Activity
Write out the listing below character for character, though without its pictures.

Data shown
::::
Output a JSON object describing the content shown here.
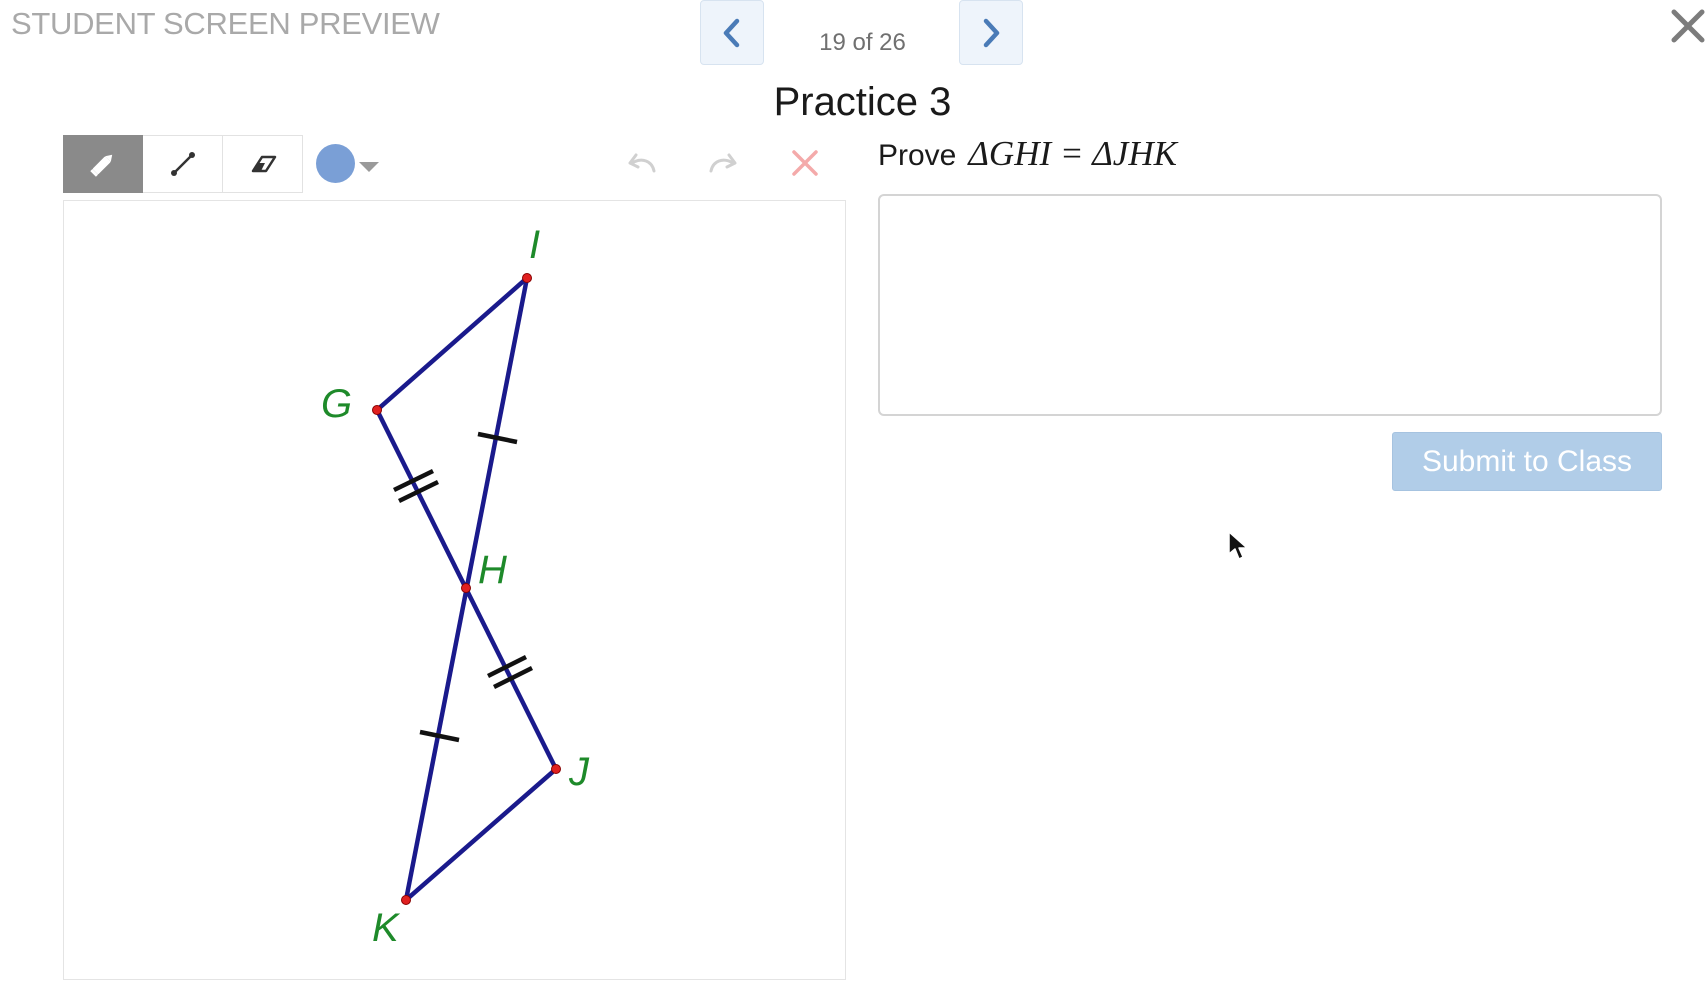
{
  "header": {
    "preview_label": "STUDENT SCREEN PREVIEW",
    "page_counter": "19 of 26",
    "prev_icon": "chevron-left-icon",
    "next_icon": "chevron-right-icon",
    "close_icon": "close-icon"
  },
  "page_title": "Practice 3",
  "toolbar": {
    "tools": [
      {
        "name": "pencil",
        "icon": "pencil-icon",
        "active": true
      },
      {
        "name": "line",
        "icon": "line-segment-icon",
        "active": false
      },
      {
        "name": "eraser",
        "icon": "eraser-icon",
        "active": false
      }
    ],
    "color": "#7a9fd6",
    "undo_icon": "undo-icon",
    "redo_icon": "redo-icon",
    "clear_icon": "clear-icon"
  },
  "figure": {
    "points": [
      {
        "name": "I",
        "label": "I"
      },
      {
        "name": "G",
        "label": "G"
      },
      {
        "name": "H",
        "label": "H"
      },
      {
        "name": "J",
        "label": "J"
      },
      {
        "name": "K",
        "label": "K"
      }
    ],
    "line_color": "#1a1a8c",
    "point_color": "#e02020",
    "label_color": "#1e8a2a"
  },
  "question": {
    "prompt_word": "Prove",
    "statement": "ΔGHI = ΔJHK"
  },
  "answer": {
    "value": ""
  },
  "submit": {
    "label": "Submit to Class"
  }
}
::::
Written answer
Output a JSON object describing the content shown here.
{
  "header": {
    "preview_label": "STUDENT SCREEN PREVIEW",
    "page_counter": "19 of 26",
    "prev_icon": "chevron-left-icon",
    "next_icon": "chevron-right-icon",
    "close_icon": "close-icon"
  },
  "page_title": "Practice 3",
  "toolbar": {
    "tools": [
      {
        "name": "pencil",
        "icon": "pencil-icon",
        "active": true
      },
      {
        "name": "line",
        "icon": "line-segment-icon",
        "active": false
      },
      {
        "name": "eraser",
        "icon": "eraser-icon",
        "active": false
      }
    ],
    "color": "#7a9fd6",
    "undo_icon": "undo-icon",
    "redo_icon": "redo-icon",
    "clear_icon": "clear-icon"
  },
  "figure": {
    "points": [
      {
        "name": "I",
        "label": "I"
      },
      {
        "name": "G",
        "label": "G"
      },
      {
        "name": "H",
        "label": "H"
      },
      {
        "name": "J",
        "label": "J"
      },
      {
        "name": "K",
        "label": "K"
      }
    ],
    "line_color": "#1a1a8c",
    "point_color": "#e02020",
    "label_color": "#1e8a2a"
  },
  "question": {
    "prompt_word": "Prove",
    "statement": "ΔGHI = ΔJHK"
  },
  "answer": {
    "value": ""
  },
  "submit": {
    "label": "Submit to Class"
  }
}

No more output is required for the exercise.